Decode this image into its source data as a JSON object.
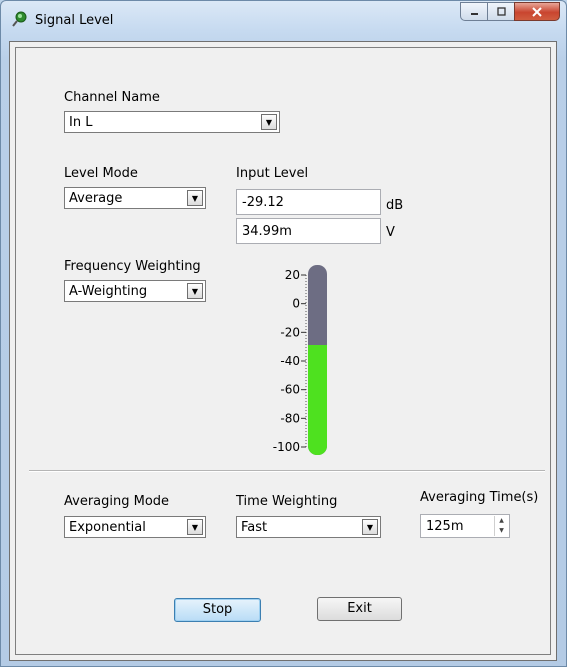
{
  "window": {
    "title": "Signal Level"
  },
  "channel": {
    "label": "Channel Name",
    "value": "In L"
  },
  "level_mode": {
    "label": "Level Mode",
    "value": "Average"
  },
  "input_level": {
    "label": "Input Level",
    "db_value": "-29.12",
    "db_unit": "dB",
    "v_value": "34.99m",
    "v_unit": "V"
  },
  "freq_weighting": {
    "label": "Frequency Weighting",
    "value": "A-Weighting"
  },
  "meter": {
    "ticks": [
      "20",
      "0",
      "-20",
      "-40",
      "-60",
      "-80",
      "-100"
    ],
    "min": -100,
    "max": 20,
    "level_db": -29.12,
    "fill_color": "#4ee11f",
    "empty_color": "#6d6d83"
  },
  "averaging_mode": {
    "label": "Averaging Mode",
    "value": "Exponential"
  },
  "time_weighting": {
    "label": "Time Weighting",
    "value": "Fast"
  },
  "averaging_time": {
    "label": "Averaging Time(s)",
    "value": "125m"
  },
  "buttons": {
    "stop": "Stop",
    "exit": "Exit"
  }
}
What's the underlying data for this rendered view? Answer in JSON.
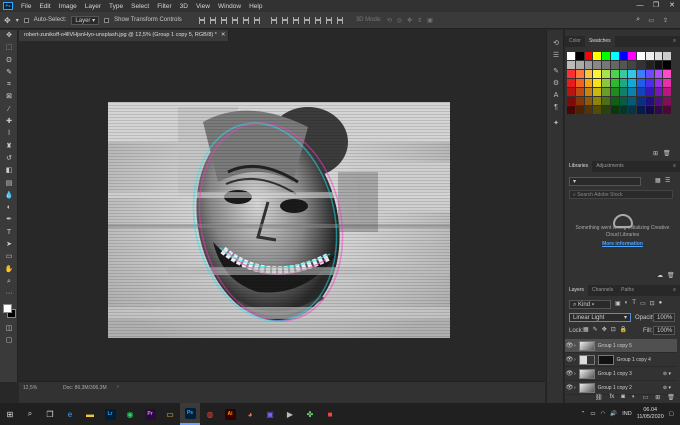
{
  "menu": [
    "File",
    "Edit",
    "Image",
    "Layer",
    "Type",
    "Select",
    "Filter",
    "3D",
    "View",
    "Window",
    "Help"
  ],
  "options_bar": {
    "auto_select_label": "Auto-Select:",
    "auto_select_value": "Layer",
    "transform_label": "Show Transform Controls",
    "mode_3d": "3D Mode:"
  },
  "document_tab": "robert-zunikoff-o4llVHjsnHyo-unsplash.jpg @ 12,5% (Group 1 copy 5, RGB/8) *",
  "status": {
    "zoom": "12,5%",
    "doc": "Doc: 86,3M/306,3M"
  },
  "swatches_panel": {
    "tabs": [
      "Color",
      "Swatches"
    ],
    "active_tab": "Swatches",
    "rows": [
      [
        "#ffffff",
        "#000000",
        "#ff0000",
        "#ffff00",
        "#00ff00",
        "#00ffff",
        "#0000ff",
        "#ff00ff",
        "#ffffff",
        "#eeeeee",
        "#dddddd",
        "#cccccc"
      ],
      [
        "#bbbbbb",
        "#aaaaaa",
        "#999999",
        "#888888",
        "#777777",
        "#666666",
        "#555555",
        "#444444",
        "#333333",
        "#222222",
        "#111111",
        "#000000"
      ],
      [
        "#ff3030",
        "#ff7a3a",
        "#ffc13a",
        "#fff23a",
        "#a9e34b",
        "#4bd34b",
        "#38c9a0",
        "#2fc8e8",
        "#3a7dff",
        "#6a4bff",
        "#b14bff",
        "#ff4bc8"
      ],
      [
        "#e81c1c",
        "#f0641e",
        "#f5a418",
        "#f5e218",
        "#8cc63f",
        "#2eb82e",
        "#1ea886",
        "#12a8d8",
        "#1e5ee8",
        "#4a2ee8",
        "#9a2ee8",
        "#e82ea8"
      ],
      [
        "#b81414",
        "#c04a12",
        "#c88010",
        "#c8b810",
        "#6a9c28",
        "#1e8c1e",
        "#128068",
        "#0a82ac",
        "#1244b8",
        "#3418b8",
        "#7618b8",
        "#b8187e"
      ],
      [
        "#800a0a",
        "#883408",
        "#8e5a08",
        "#8e8208",
        "#4a6e1a",
        "#125e12",
        "#0a5a48",
        "#065a78",
        "#0a2e80",
        "#220e80",
        "#520e80",
        "#800e58"
      ],
      [
        "#4a0505",
        "#502004",
        "#543404",
        "#544c04",
        "#2c420e",
        "#0a380a",
        "#06362a",
        "#043648",
        "#061a4c",
        "#14084c",
        "#30084c",
        "#4c0834"
      ]
    ]
  },
  "libraries_panel": {
    "tabs": [
      "Libraries",
      "Adjustments"
    ],
    "active_tab": "Libraries",
    "search_placeholder": "Search Adobe Stock",
    "message": "Something went wrong initializing Creative Cloud Libraries",
    "link": "More information"
  },
  "layers_panel": {
    "tabs": [
      "Layers",
      "Channels",
      "Paths"
    ],
    "active_tab": "Layers",
    "filter_label": "Kind",
    "blend_mode": "Linear Light",
    "opacity_label": "Opacity:",
    "opacity_value": "100%",
    "lock_label": "Lock:",
    "fill_label": "Fill:",
    "fill_value": "100%",
    "layers": [
      {
        "name": "Group 1 copy 5",
        "active": true
      },
      {
        "name": "Group 1 copy 4",
        "active": false
      },
      {
        "name": "Group 1 copy 3",
        "active": false
      },
      {
        "name": "Group 1 copy 2",
        "active": false
      }
    ]
  },
  "taskbar": {
    "apps": [
      {
        "label": "Lr",
        "bg": "#001e36",
        "fg": "#31a8ff"
      },
      {
        "label": "Pr",
        "bg": "#2a0c3a",
        "fg": "#e87dff"
      },
      {
        "label": "Ps",
        "bg": "#001e36",
        "fg": "#31a8ff"
      },
      {
        "label": "Ai",
        "bg": "#330000",
        "fg": "#ff9a00"
      }
    ],
    "language": "IND",
    "time": "06.04",
    "date": "11/05/2020"
  }
}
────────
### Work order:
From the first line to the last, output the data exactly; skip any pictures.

### Output for this task:
Decode this image into its source data as a JSON object.
{
  "window": {
    "title": "Signal Level"
  },
  "channel": {
    "label": "Channel Name",
    "value": "In L"
  },
  "level_mode": {
    "label": "Level Mode",
    "value": "Average"
  },
  "input_level": {
    "label": "Input Level",
    "db_value": "-29.12",
    "db_unit": "dB",
    "v_value": "34.99m",
    "v_unit": "V"
  },
  "freq_weighting": {
    "label": "Frequency Weighting",
    "value": "A-Weighting"
  },
  "meter": {
    "ticks": [
      "20",
      "0",
      "-20",
      "-40",
      "-60",
      "-80",
      "-100"
    ],
    "min": -100,
    "max": 20,
    "level_db": -29.12,
    "fill_color": "#4ee11f",
    "empty_color": "#6d6d83"
  },
  "averaging_mode": {
    "label": "Averaging Mode",
    "value": "Exponential"
  },
  "time_weighting": {
    "label": "Time Weighting",
    "value": "Fast"
  },
  "averaging_time": {
    "label": "Averaging Time(s)",
    "value": "125m"
  },
  "buttons": {
    "stop": "Stop",
    "exit": "Exit"
  }
}
What's the underlying data for this rendered view? Answer in JSON.
{
  "menu": [
    "File",
    "Edit",
    "Image",
    "Layer",
    "Type",
    "Select",
    "Filter",
    "3D",
    "View",
    "Window",
    "Help"
  ],
  "options_bar": {
    "auto_select_label": "Auto-Select:",
    "auto_select_value": "Layer",
    "transform_label": "Show Transform Controls",
    "mode_3d": "3D Mode:"
  },
  "document_tab": "robert-zunikoff-o4llVHjsnHyo-unsplash.jpg @ 12,5% (Group 1 copy 5, RGB/8) *",
  "status": {
    "zoom": "12,5%",
    "doc": "Doc: 86,3M/306,3M"
  },
  "swatches_panel": {
    "tabs": [
      "Color",
      "Swatches"
    ],
    "active_tab": "Swatches",
    "rows": [
      [
        "#ffffff",
        "#000000",
        "#ff0000",
        "#ffff00",
        "#00ff00",
        "#00ffff",
        "#0000ff",
        "#ff00ff",
        "#ffffff",
        "#eeeeee",
        "#dddddd",
        "#cccccc"
      ],
      [
        "#bbbbbb",
        "#aaaaaa",
        "#999999",
        "#888888",
        "#777777",
        "#666666",
        "#555555",
        "#444444",
        "#333333",
        "#222222",
        "#111111",
        "#000000"
      ],
      [
        "#ff3030",
        "#ff7a3a",
        "#ffc13a",
        "#fff23a",
        "#a9e34b",
        "#4bd34b",
        "#38c9a0",
        "#2fc8e8",
        "#3a7dff",
        "#6a4bff",
        "#b14bff",
        "#ff4bc8"
      ],
      [
        "#e81c1c",
        "#f0641e",
        "#f5a418",
        "#f5e218",
        "#8cc63f",
        "#2eb82e",
        "#1ea886",
        "#12a8d8",
        "#1e5ee8",
        "#4a2ee8",
        "#9a2ee8",
        "#e82ea8"
      ],
      [
        "#b81414",
        "#c04a12",
        "#c88010",
        "#c8b810",
        "#6a9c28",
        "#1e8c1e",
        "#128068",
        "#0a82ac",
        "#1244b8",
        "#3418b8",
        "#7618b8",
        "#b8187e"
      ],
      [
        "#800a0a",
        "#883408",
        "#8e5a08",
        "#8e8208",
        "#4a6e1a",
        "#125e12",
        "#0a5a48",
        "#065a78",
        "#0a2e80",
        "#220e80",
        "#520e80",
        "#800e58"
      ],
      [
        "#4a0505",
        "#502004",
        "#543404",
        "#544c04",
        "#2c420e",
        "#0a380a",
        "#06362a",
        "#043648",
        "#061a4c",
        "#14084c",
        "#30084c",
        "#4c0834"
      ]
    ]
  },
  "libraries_panel": {
    "tabs": [
      "Libraries",
      "Adjustments"
    ],
    "active_tab": "Libraries",
    "search_placeholder": "Search Adobe Stock",
    "message": "Something went wrong initializing Creative Cloud Libraries",
    "link": "More information"
  },
  "layers_panel": {
    "tabs": [
      "Layers",
      "Channels",
      "Paths"
    ],
    "active_tab": "Layers",
    "filter_label": "Kind",
    "blend_mode": "Linear Light",
    "opacity_label": "Opacity:",
    "opacity_value": "100%",
    "lock_label": "Lock:",
    "fill_label": "Fill:",
    "fill_value": "100%",
    "layers": [
      {
        "name": "Group 1 copy 5",
        "active": true
      },
      {
        "name": "Group 1 copy 4",
        "active": false
      },
      {
        "name": "Group 1 copy 3",
        "active": false
      },
      {
        "name": "Group 1 copy 2",
        "active": false
      }
    ]
  },
  "taskbar": {
    "apps": [
      {
        "label": "Lr",
        "bg": "#001e36",
        "fg": "#31a8ff"
      },
      {
        "label": "Pr",
        "bg": "#2a0c3a",
        "fg": "#e87dff"
      },
      {
        "label": "Ps",
        "bg": "#001e36",
        "fg": "#31a8ff"
      },
      {
        "label": "Ai",
        "bg": "#330000",
        "fg": "#ff9a00"
      }
    ],
    "language": "IND",
    "time": "06.04",
    "date": "11/05/2020"
  }
}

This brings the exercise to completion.